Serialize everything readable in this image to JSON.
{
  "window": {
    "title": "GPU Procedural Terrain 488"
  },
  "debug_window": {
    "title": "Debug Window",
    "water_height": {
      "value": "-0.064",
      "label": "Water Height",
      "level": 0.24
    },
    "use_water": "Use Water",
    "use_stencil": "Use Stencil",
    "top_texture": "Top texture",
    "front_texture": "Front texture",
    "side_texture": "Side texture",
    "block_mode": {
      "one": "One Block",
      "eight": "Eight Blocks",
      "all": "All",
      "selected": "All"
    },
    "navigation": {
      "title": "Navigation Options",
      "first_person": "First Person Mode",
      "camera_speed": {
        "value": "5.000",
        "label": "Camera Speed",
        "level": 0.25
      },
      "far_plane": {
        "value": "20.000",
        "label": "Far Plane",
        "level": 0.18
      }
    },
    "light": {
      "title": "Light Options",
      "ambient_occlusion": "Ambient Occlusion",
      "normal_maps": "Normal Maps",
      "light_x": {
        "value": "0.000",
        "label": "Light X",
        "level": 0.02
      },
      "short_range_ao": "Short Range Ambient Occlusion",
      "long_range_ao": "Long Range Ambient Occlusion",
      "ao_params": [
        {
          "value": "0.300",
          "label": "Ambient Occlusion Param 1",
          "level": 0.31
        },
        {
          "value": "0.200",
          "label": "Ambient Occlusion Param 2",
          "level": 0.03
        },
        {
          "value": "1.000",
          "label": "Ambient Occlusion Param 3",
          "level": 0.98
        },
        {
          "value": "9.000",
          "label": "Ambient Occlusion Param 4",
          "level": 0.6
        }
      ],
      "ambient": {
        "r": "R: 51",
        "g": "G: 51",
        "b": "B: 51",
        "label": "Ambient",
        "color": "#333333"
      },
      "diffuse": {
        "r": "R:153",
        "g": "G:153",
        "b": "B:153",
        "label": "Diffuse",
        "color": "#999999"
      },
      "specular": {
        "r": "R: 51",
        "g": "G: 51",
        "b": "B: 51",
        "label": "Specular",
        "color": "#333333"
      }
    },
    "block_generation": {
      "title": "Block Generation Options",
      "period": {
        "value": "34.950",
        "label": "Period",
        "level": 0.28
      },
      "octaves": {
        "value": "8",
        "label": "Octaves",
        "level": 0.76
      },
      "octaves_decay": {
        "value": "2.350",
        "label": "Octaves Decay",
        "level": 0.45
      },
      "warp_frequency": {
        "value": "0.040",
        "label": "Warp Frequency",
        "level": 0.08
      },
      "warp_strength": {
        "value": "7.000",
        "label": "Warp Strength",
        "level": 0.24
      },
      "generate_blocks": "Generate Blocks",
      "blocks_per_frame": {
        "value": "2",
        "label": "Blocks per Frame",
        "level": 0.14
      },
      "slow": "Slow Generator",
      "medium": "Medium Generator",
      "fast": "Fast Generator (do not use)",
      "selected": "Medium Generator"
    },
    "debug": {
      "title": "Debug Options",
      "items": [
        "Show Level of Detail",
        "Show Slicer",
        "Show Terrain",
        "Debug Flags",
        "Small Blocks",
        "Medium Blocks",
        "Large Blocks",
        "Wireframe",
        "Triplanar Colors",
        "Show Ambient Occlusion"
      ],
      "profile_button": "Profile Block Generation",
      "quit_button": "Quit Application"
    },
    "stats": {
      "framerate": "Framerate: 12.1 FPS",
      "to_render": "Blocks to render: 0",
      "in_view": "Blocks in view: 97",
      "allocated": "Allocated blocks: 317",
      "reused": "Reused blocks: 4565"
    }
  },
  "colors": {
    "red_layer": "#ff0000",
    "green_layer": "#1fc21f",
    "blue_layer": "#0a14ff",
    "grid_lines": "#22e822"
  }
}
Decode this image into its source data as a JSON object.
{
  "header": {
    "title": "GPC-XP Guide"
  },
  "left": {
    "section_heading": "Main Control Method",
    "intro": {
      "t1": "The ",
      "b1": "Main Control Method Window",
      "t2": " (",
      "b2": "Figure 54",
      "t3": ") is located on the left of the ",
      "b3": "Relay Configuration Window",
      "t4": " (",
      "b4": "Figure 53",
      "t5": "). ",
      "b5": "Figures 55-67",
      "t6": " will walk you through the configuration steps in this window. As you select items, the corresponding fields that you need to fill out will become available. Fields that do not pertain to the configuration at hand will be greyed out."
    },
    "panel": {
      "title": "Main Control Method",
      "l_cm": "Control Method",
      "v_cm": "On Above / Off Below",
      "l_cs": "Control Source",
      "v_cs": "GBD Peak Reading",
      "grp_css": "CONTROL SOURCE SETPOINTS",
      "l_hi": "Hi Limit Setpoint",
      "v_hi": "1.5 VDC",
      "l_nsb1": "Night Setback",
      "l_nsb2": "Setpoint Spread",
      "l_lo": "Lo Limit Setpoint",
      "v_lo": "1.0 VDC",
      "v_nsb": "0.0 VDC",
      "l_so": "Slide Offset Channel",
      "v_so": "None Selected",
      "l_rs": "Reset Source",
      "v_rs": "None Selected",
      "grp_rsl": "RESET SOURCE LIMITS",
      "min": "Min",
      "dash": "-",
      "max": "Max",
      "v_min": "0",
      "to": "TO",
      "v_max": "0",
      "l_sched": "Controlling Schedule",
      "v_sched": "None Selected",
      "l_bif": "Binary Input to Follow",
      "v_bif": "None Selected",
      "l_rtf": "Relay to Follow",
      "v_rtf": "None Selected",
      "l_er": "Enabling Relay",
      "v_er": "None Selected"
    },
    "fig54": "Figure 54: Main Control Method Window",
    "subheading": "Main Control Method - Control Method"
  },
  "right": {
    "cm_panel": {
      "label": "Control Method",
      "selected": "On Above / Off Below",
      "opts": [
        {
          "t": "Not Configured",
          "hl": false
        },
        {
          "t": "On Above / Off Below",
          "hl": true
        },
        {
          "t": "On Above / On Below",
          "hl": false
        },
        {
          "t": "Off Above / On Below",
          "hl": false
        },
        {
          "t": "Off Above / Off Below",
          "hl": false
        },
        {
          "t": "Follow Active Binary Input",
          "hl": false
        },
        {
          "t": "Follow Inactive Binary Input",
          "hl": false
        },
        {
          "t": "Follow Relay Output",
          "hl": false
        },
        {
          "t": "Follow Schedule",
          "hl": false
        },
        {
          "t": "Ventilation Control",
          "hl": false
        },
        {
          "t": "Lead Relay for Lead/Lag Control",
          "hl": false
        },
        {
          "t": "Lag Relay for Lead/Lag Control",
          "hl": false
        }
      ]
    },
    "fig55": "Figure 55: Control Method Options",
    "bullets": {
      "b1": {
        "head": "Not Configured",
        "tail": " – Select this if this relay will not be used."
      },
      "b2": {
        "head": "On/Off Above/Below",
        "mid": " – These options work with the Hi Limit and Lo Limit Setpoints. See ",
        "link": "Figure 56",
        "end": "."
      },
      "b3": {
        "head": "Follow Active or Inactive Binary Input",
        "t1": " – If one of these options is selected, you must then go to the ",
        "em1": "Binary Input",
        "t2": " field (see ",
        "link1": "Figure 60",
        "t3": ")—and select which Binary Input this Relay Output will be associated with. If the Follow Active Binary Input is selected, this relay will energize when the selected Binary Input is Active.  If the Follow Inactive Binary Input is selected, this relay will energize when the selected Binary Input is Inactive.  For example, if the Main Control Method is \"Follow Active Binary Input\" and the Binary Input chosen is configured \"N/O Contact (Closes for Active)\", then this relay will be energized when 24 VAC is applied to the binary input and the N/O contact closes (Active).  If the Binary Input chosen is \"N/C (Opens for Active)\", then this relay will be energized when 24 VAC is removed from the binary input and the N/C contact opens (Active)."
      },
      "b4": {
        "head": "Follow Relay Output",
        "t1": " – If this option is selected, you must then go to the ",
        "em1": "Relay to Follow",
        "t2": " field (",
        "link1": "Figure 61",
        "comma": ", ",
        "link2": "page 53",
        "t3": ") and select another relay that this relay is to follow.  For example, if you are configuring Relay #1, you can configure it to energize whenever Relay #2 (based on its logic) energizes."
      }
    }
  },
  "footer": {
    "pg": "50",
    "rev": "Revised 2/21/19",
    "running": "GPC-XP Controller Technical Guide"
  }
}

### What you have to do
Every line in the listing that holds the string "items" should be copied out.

### Answer space
      "items": [
      "t6": " will walk you through the configuration steps in this window. As you select items, the corresponding fields that you need to fill out will become available. Fields that do not pertain to the configuration at hand will be greyed out."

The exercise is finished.